TASK DIRECTIONS
Set out each line from the following listing that includes the word "value".

DATA PROVIDED
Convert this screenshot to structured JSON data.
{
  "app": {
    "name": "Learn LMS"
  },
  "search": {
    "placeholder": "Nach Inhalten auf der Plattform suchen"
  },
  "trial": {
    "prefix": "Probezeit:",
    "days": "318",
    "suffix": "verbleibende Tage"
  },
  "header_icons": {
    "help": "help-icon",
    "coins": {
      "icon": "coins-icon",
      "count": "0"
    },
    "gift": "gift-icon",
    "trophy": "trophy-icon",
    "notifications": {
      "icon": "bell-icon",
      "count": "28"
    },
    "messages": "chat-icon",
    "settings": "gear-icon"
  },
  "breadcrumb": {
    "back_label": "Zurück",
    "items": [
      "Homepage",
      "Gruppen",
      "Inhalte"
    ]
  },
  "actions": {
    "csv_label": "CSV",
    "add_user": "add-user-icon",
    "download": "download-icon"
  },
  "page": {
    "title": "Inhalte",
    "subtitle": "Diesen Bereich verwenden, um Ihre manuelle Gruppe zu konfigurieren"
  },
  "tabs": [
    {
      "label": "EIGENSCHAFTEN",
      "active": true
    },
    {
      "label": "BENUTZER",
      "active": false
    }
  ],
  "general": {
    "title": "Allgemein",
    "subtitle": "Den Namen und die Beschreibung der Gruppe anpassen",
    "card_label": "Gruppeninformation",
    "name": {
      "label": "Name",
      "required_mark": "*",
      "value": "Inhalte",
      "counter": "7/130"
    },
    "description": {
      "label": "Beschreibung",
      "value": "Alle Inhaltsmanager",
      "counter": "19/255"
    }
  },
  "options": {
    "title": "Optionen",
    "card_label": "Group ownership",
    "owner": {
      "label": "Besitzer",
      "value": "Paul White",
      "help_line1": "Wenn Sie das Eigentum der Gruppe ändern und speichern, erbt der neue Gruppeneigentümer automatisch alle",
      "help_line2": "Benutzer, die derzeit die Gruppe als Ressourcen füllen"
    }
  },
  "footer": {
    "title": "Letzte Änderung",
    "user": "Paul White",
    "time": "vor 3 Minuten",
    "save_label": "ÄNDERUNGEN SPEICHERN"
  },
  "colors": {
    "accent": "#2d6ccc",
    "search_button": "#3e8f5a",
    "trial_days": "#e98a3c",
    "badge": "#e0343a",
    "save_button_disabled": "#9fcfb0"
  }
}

RESPONSE TO THE EXERCISE
      "value": "Inhalte",
      "value": "Alle Inhaltsmanager",
      "value": "Paul White",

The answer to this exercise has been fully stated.